● WORK REQUEST:
The lines to find are those in the entries that hold the word "name"; copy every one of them.

● MATERIAL FOR THE TASK:
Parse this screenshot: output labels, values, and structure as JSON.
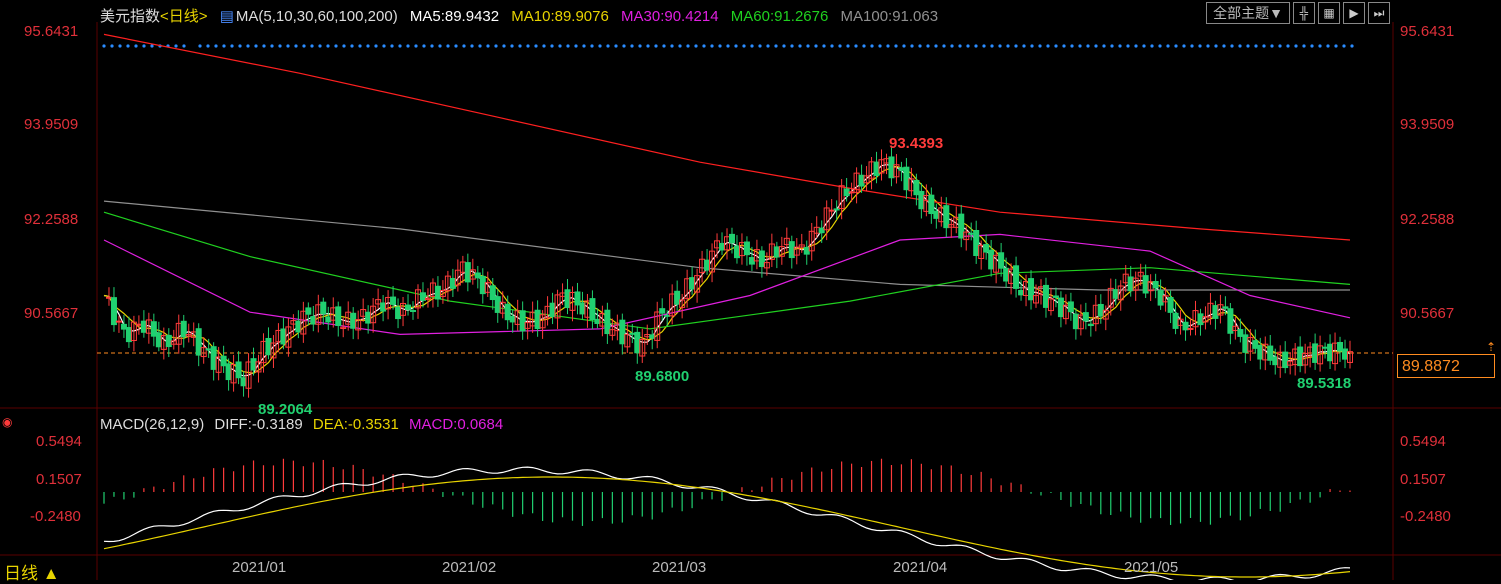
{
  "header": {
    "title": "美元指数",
    "period": "<日线>",
    "ma_label": "MA(5,10,30,60,100,200)",
    "ma5": "MA5:89.9432",
    "ma10": "MA10:89.9076",
    "ma30": "MA30:90.4214",
    "ma60": "MA60:91.2676",
    "ma100": "MA100:91.063"
  },
  "toolbar": {
    "theme_select": "全部主题▼"
  },
  "macd_header": {
    "label": "MACD(26,12,9)",
    "diff": "DIFF:-0.3189",
    "dea": "DEA:-0.3531",
    "macd": "MACD:0.0684"
  },
  "price_axis": [
    "95.6431",
    "93.9509",
    "92.2588",
    "90.5667"
  ],
  "macd_axis": [
    "0.5494",
    "0.1507",
    "-0.2480"
  ],
  "x_axis": [
    "2021/01",
    "2021/02",
    "2021/03",
    "2021/04",
    "2021/05"
  ],
  "last_price": "89.8872",
  "annotations": {
    "high": "93.4393",
    "low1": "89.2064",
    "low2": "89.6800",
    "low3": "89.5318"
  },
  "footer": {
    "period_label": "日线 ▲"
  },
  "colors": {
    "up": "#ff3b3b",
    "down": "#20d070",
    "ma5": "#ffffff",
    "ma10": "#e8d400",
    "ma30": "#e020e0",
    "ma60": "#20d020",
    "ma100": "#909090",
    "ma200": "#ff2020"
  },
  "icons": [
    "crosshair-icon",
    "grid-icon",
    "play-icon",
    "next-icon"
  ]
}
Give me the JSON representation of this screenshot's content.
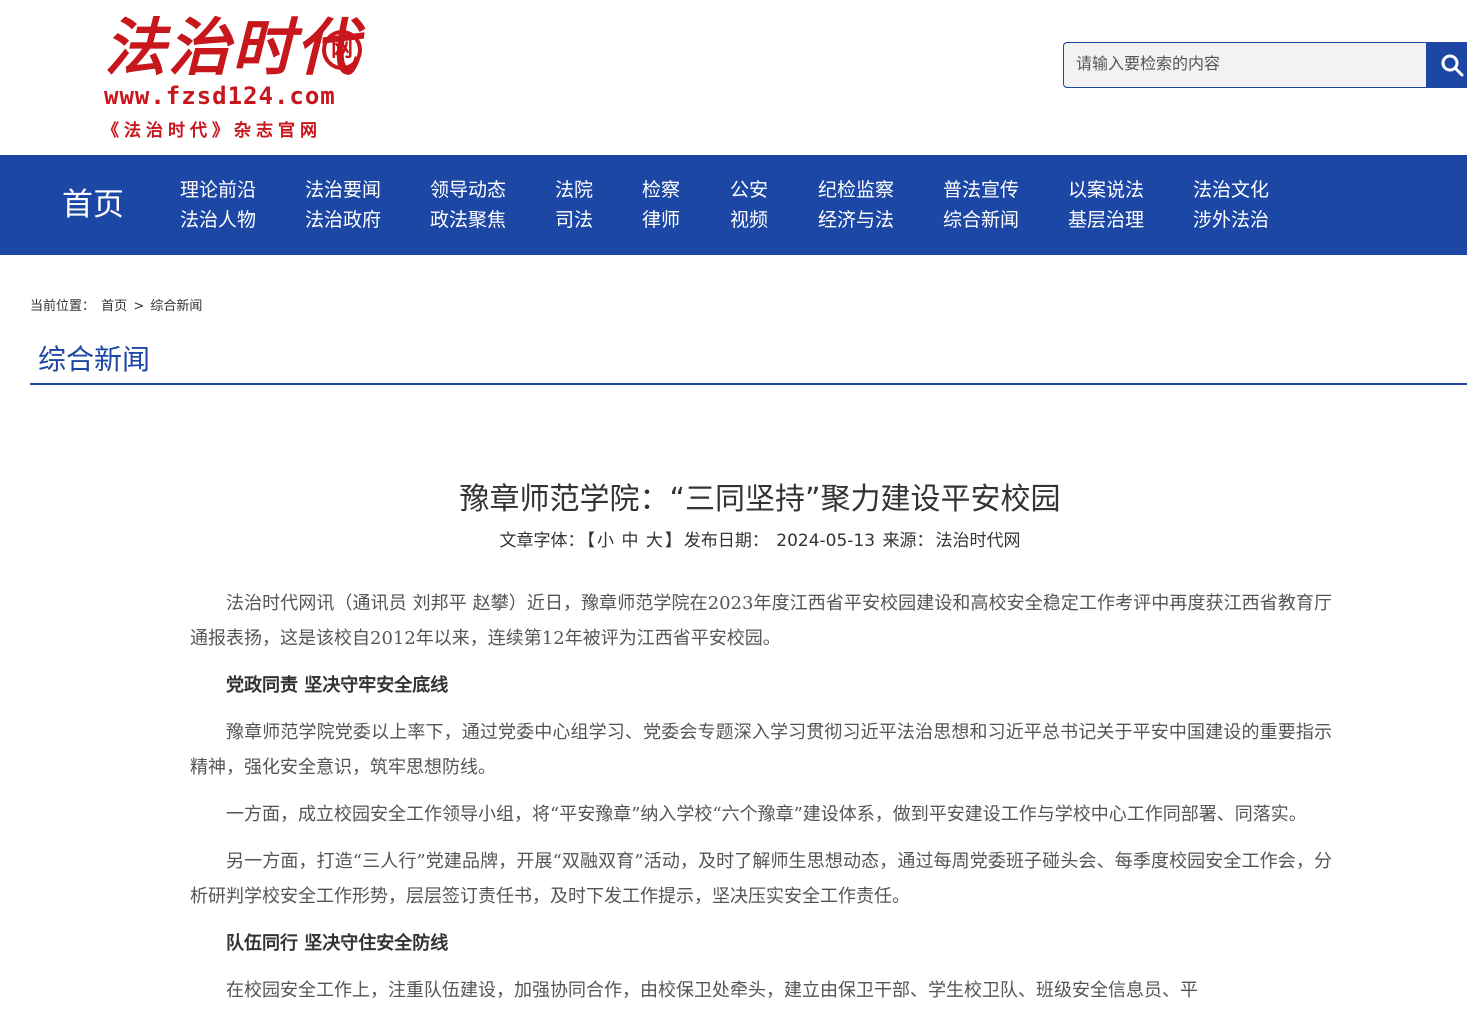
{
  "header": {
    "logo_title": "法治时代",
    "logo_badge": "网",
    "logo_url": "www.fzsd124.com",
    "logo_sub": "《法治时代》杂志官网",
    "search_placeholder": "请输入要检索的内容"
  },
  "nav": {
    "home": "首页",
    "columns": [
      [
        "理论前沿",
        "法治人物"
      ],
      [
        "法治要闻",
        "法治政府"
      ],
      [
        "领导动态",
        "政法聚焦"
      ],
      [
        "法院",
        "司法"
      ],
      [
        "检察",
        "律师"
      ],
      [
        "公安",
        "视频"
      ],
      [
        "纪检监察",
        "经济与法"
      ],
      [
        "普法宣传",
        "综合新闻"
      ],
      [
        "以案说法",
        "基层治理"
      ],
      [
        "法治文化",
        "涉外法治"
      ]
    ]
  },
  "breadcrumb": {
    "label": "当前位置：",
    "home": "首页",
    "sep": ">",
    "current": "综合新闻"
  },
  "section_title": "综合新闻",
  "article": {
    "title": "豫章师范学院：“三同坚持”聚力建设平安校园",
    "meta_font_label": "文章字体：",
    "meta_font_open": "【",
    "meta_font_small": "小",
    "meta_font_medium": "中",
    "meta_font_large": "大",
    "meta_font_close": "】",
    "meta_date_label": "发布日期：",
    "meta_date": "2024-05-13",
    "meta_source_label": "来源：",
    "meta_source": "法治时代网",
    "paragraphs": [
      {
        "type": "text",
        "text": "法治时代网讯（通讯员 刘邦平 赵攀）近日，豫章师范学院在2023年度江西省平安校园建设和高校安全稳定工作考评中再度获江西省教育厅通报表扬，这是该校自2012年以来，连续第12年被评为江西省平安校园。"
      },
      {
        "type": "sub",
        "text": "党政同责 坚决守牢安全底线"
      },
      {
        "type": "text",
        "text": "豫章师范学院党委以上率下，通过党委中心组学习、党委会专题深入学习贯彻习近平法治思想和习近平总书记关于平安中国建设的重要指示精神，强化安全意识，筑牢思想防线。"
      },
      {
        "type": "text",
        "text": "一方面，成立校园安全工作领导小组，将“平安豫章”纳入学校“六个豫章”建设体系，做到平安建设工作与学校中心工作同部署、同落实。"
      },
      {
        "type": "text",
        "text": "另一方面，打造“三人行”党建品牌，开展“双融双育”活动，及时了解师生思想动态，通过每周党委班子碰头会、每季度校园安全工作会，分析研判学校安全工作形势，层层签订责任书，及时下发工作提示，坚决压实安全工作责任。"
      },
      {
        "type": "sub",
        "text": "队伍同行 坚决守住安全防线"
      },
      {
        "type": "text",
        "text": "在校园安全工作上，注重队伍建设，加强协同合作，由校保卫处牵头，建立由保卫干部、学生校卫队、班级安全信息员、平"
      }
    ]
  }
}
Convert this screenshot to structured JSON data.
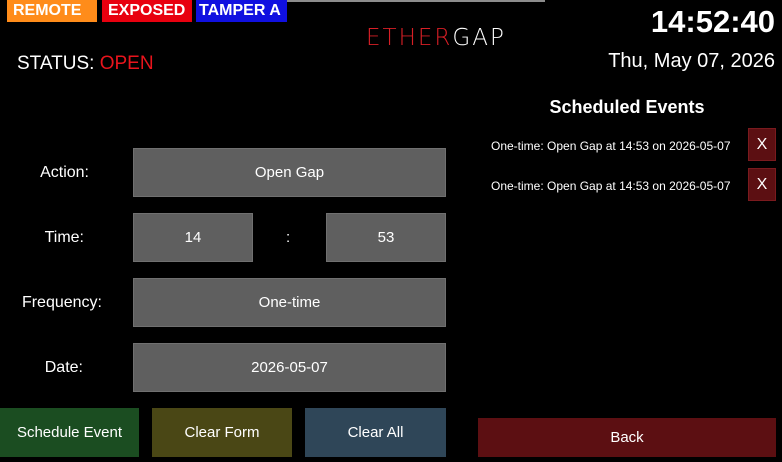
{
  "badges": {
    "remote": "REMOTE",
    "exposed": "EXPOSED",
    "tamper": "TAMPER A"
  },
  "logo": {
    "ether": "ETHER",
    "gap": "GAP"
  },
  "status": {
    "label": "STATUS: ",
    "value": "OPEN"
  },
  "clock": {
    "time": "14:52:40",
    "date": "Thu, May 07, 2026"
  },
  "form": {
    "action_label": "Action:",
    "action_value": "Open Gap",
    "time_label": "Time:",
    "hour_value": "14",
    "separator": ":",
    "minute_value": "53",
    "frequency_label": "Frequency:",
    "frequency_value": "One-time",
    "date_label": "Date:",
    "date_value": "2026-05-07"
  },
  "buttons": {
    "schedule": "Schedule Event",
    "clear_form": "Clear Form",
    "clear_all": "Clear All",
    "back": "Back"
  },
  "events": {
    "title": "Scheduled Events",
    "items": [
      {
        "text": "One-time: Open Gap at 14:53 on 2026-05-07",
        "delete": "X"
      },
      {
        "text": "One-time: Open Gap at 14:53 on 2026-05-07",
        "delete": "X"
      }
    ]
  },
  "colors": {
    "remote": "#ff8c1a",
    "exposed": "#e8000f",
    "tamper": "#1010e0",
    "status_open": "#e8141c",
    "logo_red": "#d81f26"
  }
}
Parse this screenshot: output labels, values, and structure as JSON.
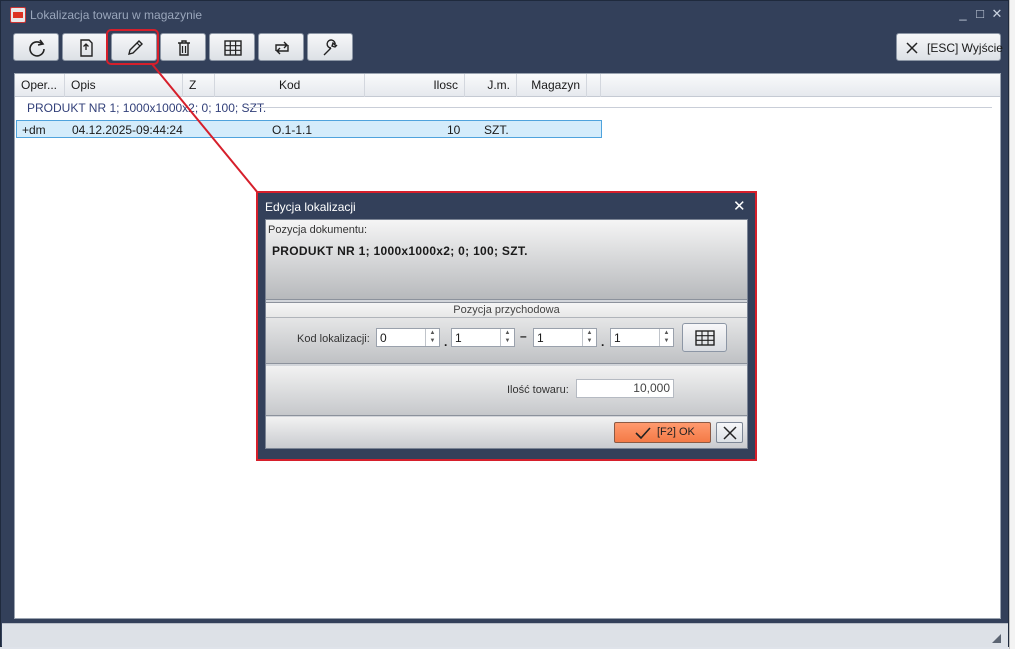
{
  "window": {
    "title": "Lokalizacja towaru w magazynie",
    "minimize": "_",
    "maximize": "□",
    "close": "✕"
  },
  "toolbar": {
    "buttons": [
      {
        "name": "refresh-icon"
      },
      {
        "name": "new-document-icon"
      },
      {
        "name": "edit-pencil-icon"
      },
      {
        "name": "trash-icon"
      },
      {
        "name": "grid-icon"
      },
      {
        "name": "repeat-icon"
      },
      {
        "name": "wrench-icon"
      }
    ],
    "exit_label": "[ESC] Wyjście"
  },
  "grid": {
    "columns": [
      "Oper...",
      "Opis",
      "Z",
      "Kod",
      "Ilosc",
      "J.m.",
      "Magazyn"
    ],
    "group_label": "PRODUKT NR 1; 1000x1000x2; 0; 100; SZT.",
    "rows": [
      {
        "oper": "+dm",
        "opis": "04.12.2025-09:44:24",
        "kod": "O.1-1.1",
        "ilosc": "10",
        "jm": "SZT."
      }
    ]
  },
  "dialog": {
    "title": "Edycja lokalizacji",
    "close": "✕",
    "doc_position_label": "Pozycja dokumentu:",
    "product": "PRODUKT NR 1; 1000x1000x2; 0; 100; SZT.",
    "section_title": "Pozycja przychodowa",
    "kod_label": "Kod lokalizacji:",
    "kod_parts": [
      "0",
      "1",
      "1",
      "1"
    ],
    "sep1": ".",
    "sep2": "–",
    "sep3": ".",
    "qty_label": "Ilość towaru:",
    "qty_value": "10,000",
    "ok_label": "[F2] OK"
  },
  "colors": {
    "frame": "#33405a",
    "highlight": "#d61f2b",
    "ok_button": "#f47a47",
    "selected_row": "#d4ecfb"
  }
}
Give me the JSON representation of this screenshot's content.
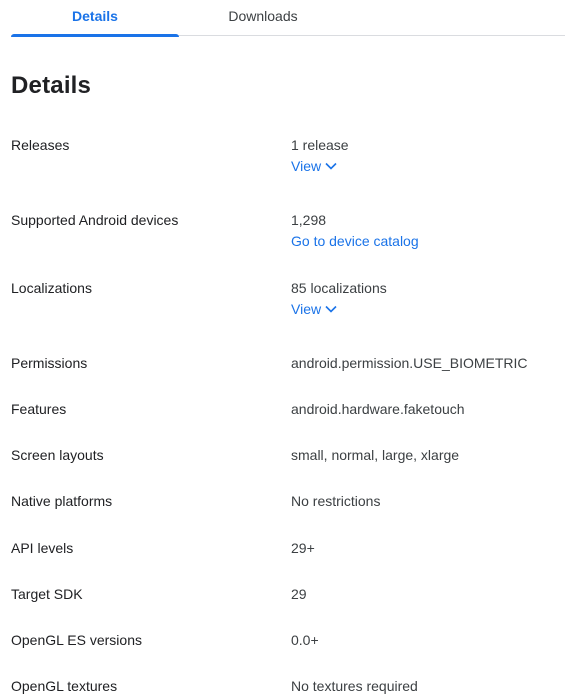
{
  "tabs": {
    "details": "Details",
    "downloads": "Downloads"
  },
  "page": {
    "title": "Details"
  },
  "rows": {
    "releases": {
      "label": "Releases",
      "value": "1 release",
      "link": "View"
    },
    "devices": {
      "label": "Supported Android devices",
      "value": "1,298",
      "link": "Go to device catalog"
    },
    "localizations": {
      "label": "Localizations",
      "value": "85 localizations",
      "link": "View"
    },
    "permissions": {
      "label": "Permissions",
      "value": "android.permission.USE_BIOMETRIC"
    },
    "features": {
      "label": "Features",
      "value": "android.hardware.faketouch"
    },
    "screen_layouts": {
      "label": "Screen layouts",
      "value": "small, normal, large, xlarge"
    },
    "native_platforms": {
      "label": "Native platforms",
      "value": "No restrictions"
    },
    "api_levels": {
      "label": "API levels",
      "value": "29+"
    },
    "target_sdk": {
      "label": "Target SDK",
      "value": "29"
    },
    "opengl_es": {
      "label": "OpenGL ES versions",
      "value": "0.0+"
    },
    "opengl_textures": {
      "label": "OpenGL textures",
      "value": "No textures required"
    }
  },
  "colors": {
    "accent": "#1a73e8",
    "text": "#202124",
    "divider": "#dadce0"
  },
  "icons": {
    "view_toggle": "chevron-down-icon"
  }
}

● PROBLEM SOLUTION:
        "name": "refresh-icon"
        "name": "new-document-icon"
        "name": "edit-pencil-icon"
        "name": "trash-icon"
        "name": "grid-icon"
        "name": "repeat-icon"
        "name": "wrench-icon"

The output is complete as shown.